*** Opening Supplied records ***

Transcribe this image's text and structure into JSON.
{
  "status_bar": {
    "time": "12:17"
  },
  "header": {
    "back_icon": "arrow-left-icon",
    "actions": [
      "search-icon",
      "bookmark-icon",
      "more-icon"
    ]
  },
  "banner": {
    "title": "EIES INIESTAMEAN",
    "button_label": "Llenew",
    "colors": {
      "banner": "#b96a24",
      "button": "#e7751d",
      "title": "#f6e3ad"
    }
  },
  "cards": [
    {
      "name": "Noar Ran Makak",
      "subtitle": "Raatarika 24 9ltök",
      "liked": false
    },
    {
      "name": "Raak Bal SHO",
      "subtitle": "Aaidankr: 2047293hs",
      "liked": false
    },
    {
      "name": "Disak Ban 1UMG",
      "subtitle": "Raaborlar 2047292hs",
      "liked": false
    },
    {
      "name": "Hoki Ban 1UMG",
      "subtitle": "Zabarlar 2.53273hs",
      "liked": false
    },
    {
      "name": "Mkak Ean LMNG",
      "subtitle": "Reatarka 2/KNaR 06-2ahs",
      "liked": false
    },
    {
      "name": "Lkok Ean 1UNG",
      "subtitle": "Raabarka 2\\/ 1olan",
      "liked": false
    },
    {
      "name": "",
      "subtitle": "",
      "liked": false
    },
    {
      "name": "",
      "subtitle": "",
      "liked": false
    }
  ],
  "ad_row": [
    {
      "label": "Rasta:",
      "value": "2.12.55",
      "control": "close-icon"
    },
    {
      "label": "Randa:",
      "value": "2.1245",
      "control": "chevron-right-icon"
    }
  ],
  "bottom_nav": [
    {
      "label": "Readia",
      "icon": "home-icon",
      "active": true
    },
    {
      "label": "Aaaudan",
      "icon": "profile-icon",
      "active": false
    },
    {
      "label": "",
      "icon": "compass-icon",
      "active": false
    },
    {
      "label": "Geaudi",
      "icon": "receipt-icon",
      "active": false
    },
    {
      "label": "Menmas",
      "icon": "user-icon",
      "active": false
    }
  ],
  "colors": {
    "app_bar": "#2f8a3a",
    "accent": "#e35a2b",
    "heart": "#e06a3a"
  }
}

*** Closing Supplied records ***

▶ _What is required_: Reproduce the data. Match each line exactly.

▶ _Response_:
Transcribe this image's text and structure into JSON.
{
  "status_bar": {
    "time": "12:17"
  },
  "header": {
    "back_icon": "arrow-left-icon",
    "actions": [
      "search-icon",
      "bookmark-icon",
      "more-icon"
    ]
  },
  "banner": {
    "title": "EIES INIESTAMEAN",
    "button_label": "Llenew",
    "colors": {
      "banner": "#b96a24",
      "button": "#e7751d",
      "title": "#f6e3ad"
    }
  },
  "cards": [
    {
      "name": "Noar Ran Makak",
      "subtitle": "Raatarika 24 9ltök",
      "liked": false
    },
    {
      "name": "Raak Bal SHO",
      "subtitle": "Aaidankr: 2047293hs",
      "liked": false
    },
    {
      "name": "Disak Ban 1UMG",
      "subtitle": "Raaborlar 2047292hs",
      "liked": false
    },
    {
      "name": "Hoki Ban 1UMG",
      "subtitle": "Zabarlar 2.53273hs",
      "liked": false
    },
    {
      "name": "Mkak Ean LMNG",
      "subtitle": "Reatarka 2/KNaR 06-2ahs",
      "liked": false
    },
    {
      "name": "Lkok Ean 1UNG",
      "subtitle": "Raabarka 2\\/ 1olan",
      "liked": false
    },
    {
      "name": "",
      "subtitle": "",
      "liked": false
    },
    {
      "name": "",
      "subtitle": "",
      "liked": false
    }
  ],
  "ad_row": [
    {
      "label": "Rasta:",
      "value": "2.12.55",
      "control": "close-icon"
    },
    {
      "label": "Randa:",
      "value": "2.1245",
      "control": "chevron-right-icon"
    }
  ],
  "bottom_nav": [
    {
      "label": "Readia",
      "icon": "home-icon",
      "active": true
    },
    {
      "label": "Aaaudan",
      "icon": "profile-icon",
      "active": false
    },
    {
      "label": "",
      "icon": "compass-icon",
      "active": false
    },
    {
      "label": "Geaudi",
      "icon": "receipt-icon",
      "active": false
    },
    {
      "label": "Menmas",
      "icon": "user-icon",
      "active": false
    }
  ],
  "colors": {
    "app_bar": "#2f8a3a",
    "accent": "#e35a2b",
    "heart": "#e06a3a"
  }
}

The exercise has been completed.